* **TASK REQUIREMENTS**
Your answer should be the lines of the listing that contain the word "mitigate".

[Opening MATERIALS PROVIDED section]

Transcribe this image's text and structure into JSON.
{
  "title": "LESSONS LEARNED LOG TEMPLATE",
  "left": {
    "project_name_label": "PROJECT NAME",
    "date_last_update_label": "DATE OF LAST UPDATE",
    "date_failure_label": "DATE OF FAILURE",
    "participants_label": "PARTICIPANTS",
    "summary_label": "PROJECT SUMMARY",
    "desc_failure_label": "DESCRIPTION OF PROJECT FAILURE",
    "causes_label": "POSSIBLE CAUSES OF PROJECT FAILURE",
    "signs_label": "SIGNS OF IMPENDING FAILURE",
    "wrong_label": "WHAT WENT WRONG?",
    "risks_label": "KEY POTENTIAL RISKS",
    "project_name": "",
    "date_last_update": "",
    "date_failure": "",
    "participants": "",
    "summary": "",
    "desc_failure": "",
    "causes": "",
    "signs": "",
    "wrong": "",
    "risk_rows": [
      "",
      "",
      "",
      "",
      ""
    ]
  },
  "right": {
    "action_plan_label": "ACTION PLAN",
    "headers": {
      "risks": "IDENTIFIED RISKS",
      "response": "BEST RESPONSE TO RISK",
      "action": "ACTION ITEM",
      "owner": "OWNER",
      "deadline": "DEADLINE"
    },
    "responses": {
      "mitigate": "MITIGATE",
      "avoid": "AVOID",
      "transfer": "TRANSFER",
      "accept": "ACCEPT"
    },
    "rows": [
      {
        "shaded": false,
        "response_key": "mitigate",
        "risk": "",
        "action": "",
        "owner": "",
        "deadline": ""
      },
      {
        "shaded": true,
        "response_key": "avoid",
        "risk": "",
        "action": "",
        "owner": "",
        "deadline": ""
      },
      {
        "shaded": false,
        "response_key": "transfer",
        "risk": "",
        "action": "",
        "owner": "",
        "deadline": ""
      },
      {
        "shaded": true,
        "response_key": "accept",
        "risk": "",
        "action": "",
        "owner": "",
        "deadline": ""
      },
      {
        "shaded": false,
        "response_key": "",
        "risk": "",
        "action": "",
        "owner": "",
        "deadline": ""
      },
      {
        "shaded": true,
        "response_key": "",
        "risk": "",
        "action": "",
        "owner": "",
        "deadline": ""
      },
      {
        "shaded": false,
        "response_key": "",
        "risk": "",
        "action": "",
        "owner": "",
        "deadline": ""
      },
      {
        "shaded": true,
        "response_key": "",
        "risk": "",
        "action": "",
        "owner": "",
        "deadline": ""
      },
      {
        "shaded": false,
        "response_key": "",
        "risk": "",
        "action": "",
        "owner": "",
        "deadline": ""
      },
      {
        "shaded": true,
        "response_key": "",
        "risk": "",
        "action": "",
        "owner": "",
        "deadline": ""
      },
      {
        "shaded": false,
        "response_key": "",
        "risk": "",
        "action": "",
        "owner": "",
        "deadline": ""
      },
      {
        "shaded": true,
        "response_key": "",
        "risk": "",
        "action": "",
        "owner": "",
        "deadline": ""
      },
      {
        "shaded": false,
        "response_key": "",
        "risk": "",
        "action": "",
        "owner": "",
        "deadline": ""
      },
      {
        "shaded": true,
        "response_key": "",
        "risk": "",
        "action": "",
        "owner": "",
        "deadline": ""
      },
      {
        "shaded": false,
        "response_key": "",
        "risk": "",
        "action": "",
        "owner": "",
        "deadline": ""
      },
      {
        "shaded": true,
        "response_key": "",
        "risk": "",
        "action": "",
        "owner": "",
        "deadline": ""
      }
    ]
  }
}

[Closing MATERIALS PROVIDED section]

* **SOLUTION TO THIS EXERCISE**
      "mitigate": "MITIGATE",
        "response_key": "mitigate",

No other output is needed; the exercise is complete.